A deadlock situation can occur in the instance a minority shareholder exercise the right to veto. A company has to incorporate the right of veto on the matters that are vulnerable in the company’s intellectual property. A company must remain in agreement with the shareholders for the success of the reserved matters (Sunny Li and Lee, 2013, p.12). The board must make effort to have a permanent representative to negotiate for the workers in the board meetings. The permanent representative can bargain for the right of protection and compensation to ensure safety in case of danger. A joint venture through the permanent representative can request of the quorum to avoid a deadlock situation. The representative can request to access the joint venture information to ensure accuracy and transparency. The joint venture can inquire for the issuance of redeemable shares. To avert a deadlock situation the chairperson can cast the vote or an independent director can vote on behalf of the chairperson. Where the vote of the chairperson or the director does not solve the situation, the joint venture can refer the case to the arbitrator for mediation. The chief executives of the parent companies can act as arbitrators since they do not harbor any personal feelings. The measures that joint ventures can apply include voluntarily joint venture after the lapse of the deadlock. The joint venture can include a call option in the agreement to ensure the existence of the joint venture failure to subvert the deadlock. The other alternative includes the shoot out where there will be an offer and a counter offer in the event of a deadlock. In this case, there will be a guaranteed exit of one party in the joint venture. (Sunny Li and Lee, 2013, p.17)

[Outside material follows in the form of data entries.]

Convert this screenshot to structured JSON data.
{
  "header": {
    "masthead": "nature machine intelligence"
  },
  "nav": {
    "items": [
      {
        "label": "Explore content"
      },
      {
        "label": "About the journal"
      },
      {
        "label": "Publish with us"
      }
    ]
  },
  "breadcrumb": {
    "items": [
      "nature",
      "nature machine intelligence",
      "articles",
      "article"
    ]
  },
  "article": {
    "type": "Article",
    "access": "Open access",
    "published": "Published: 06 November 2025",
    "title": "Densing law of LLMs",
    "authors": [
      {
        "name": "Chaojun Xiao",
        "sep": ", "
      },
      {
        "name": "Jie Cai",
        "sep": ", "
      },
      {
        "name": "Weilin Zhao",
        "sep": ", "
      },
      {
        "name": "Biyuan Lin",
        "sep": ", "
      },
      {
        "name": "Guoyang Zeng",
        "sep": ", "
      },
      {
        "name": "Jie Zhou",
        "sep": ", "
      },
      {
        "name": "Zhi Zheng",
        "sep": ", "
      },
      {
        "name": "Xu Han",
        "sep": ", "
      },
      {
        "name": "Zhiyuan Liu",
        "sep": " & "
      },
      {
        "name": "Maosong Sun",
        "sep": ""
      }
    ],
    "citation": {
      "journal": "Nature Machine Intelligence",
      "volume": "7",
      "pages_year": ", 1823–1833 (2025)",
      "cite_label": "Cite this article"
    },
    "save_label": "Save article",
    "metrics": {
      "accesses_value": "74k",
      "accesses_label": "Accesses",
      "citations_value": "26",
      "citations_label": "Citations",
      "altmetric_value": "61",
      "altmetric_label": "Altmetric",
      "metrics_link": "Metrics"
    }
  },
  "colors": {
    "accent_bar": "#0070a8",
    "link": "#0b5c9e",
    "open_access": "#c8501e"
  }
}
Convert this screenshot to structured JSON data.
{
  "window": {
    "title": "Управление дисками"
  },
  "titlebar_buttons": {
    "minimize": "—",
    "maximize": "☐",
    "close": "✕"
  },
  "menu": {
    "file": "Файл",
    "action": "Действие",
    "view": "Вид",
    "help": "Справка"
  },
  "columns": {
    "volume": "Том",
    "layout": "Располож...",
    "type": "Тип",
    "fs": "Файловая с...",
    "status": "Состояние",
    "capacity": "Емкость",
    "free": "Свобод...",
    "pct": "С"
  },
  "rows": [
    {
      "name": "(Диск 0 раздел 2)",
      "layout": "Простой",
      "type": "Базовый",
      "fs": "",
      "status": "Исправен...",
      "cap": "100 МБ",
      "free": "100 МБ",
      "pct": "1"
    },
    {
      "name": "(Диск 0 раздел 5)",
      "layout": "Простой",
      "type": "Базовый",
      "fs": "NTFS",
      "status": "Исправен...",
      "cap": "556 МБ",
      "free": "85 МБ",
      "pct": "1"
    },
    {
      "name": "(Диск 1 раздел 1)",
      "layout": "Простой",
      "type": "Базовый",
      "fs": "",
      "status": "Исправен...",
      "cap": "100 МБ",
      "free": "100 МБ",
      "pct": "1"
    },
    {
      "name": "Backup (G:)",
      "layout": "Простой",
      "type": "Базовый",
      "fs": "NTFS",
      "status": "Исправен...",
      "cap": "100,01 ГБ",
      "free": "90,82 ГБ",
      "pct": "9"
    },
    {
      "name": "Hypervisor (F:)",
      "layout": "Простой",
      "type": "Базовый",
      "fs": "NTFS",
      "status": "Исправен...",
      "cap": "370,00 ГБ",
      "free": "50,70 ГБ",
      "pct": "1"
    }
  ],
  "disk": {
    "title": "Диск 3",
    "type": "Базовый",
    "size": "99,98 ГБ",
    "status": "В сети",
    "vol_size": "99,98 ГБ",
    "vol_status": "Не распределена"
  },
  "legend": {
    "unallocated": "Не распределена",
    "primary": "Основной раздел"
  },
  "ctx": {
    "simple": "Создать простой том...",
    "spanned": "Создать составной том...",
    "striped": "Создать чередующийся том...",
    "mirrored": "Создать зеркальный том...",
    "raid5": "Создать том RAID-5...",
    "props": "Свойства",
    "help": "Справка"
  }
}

Cohn, E, Bucolo, D, Rebellon, C, and Van Gundy, K 2010, ' An Integrated Model of Legal and Moral Reasoning and Rule-Violating Behavior: The Role of Legal Attitudes', Law & Human Behavior (Springer Science & Business Media B.V.), 34, 4, pp. 295- 309,
Michael Sandel' 2012, Foreign Policy, 197, p. 87,
Porter, M, and Kramer, M 2011, 'CREATING SHARED VALUE', Harvard Business Review, 89, 1/2, pp. 62-77,
Sunny Li, S, & Lee, R 2013, 'Enhancing Innovation through International Joint Venture Portfolios: From the Emerging Firm Perspective', Journal of International Marketing, 21, 3, pp. 1-21,
Withers, B, Ehrich, K, Ebrahimpour, M, and Jensdotter, A 2011, 'Codes of Conduct and Corporate Social Responsibility: An Empirical Study', Proceedings for the Northeast Region Decision Sciences Institute (NEDSI), pp. 206-216,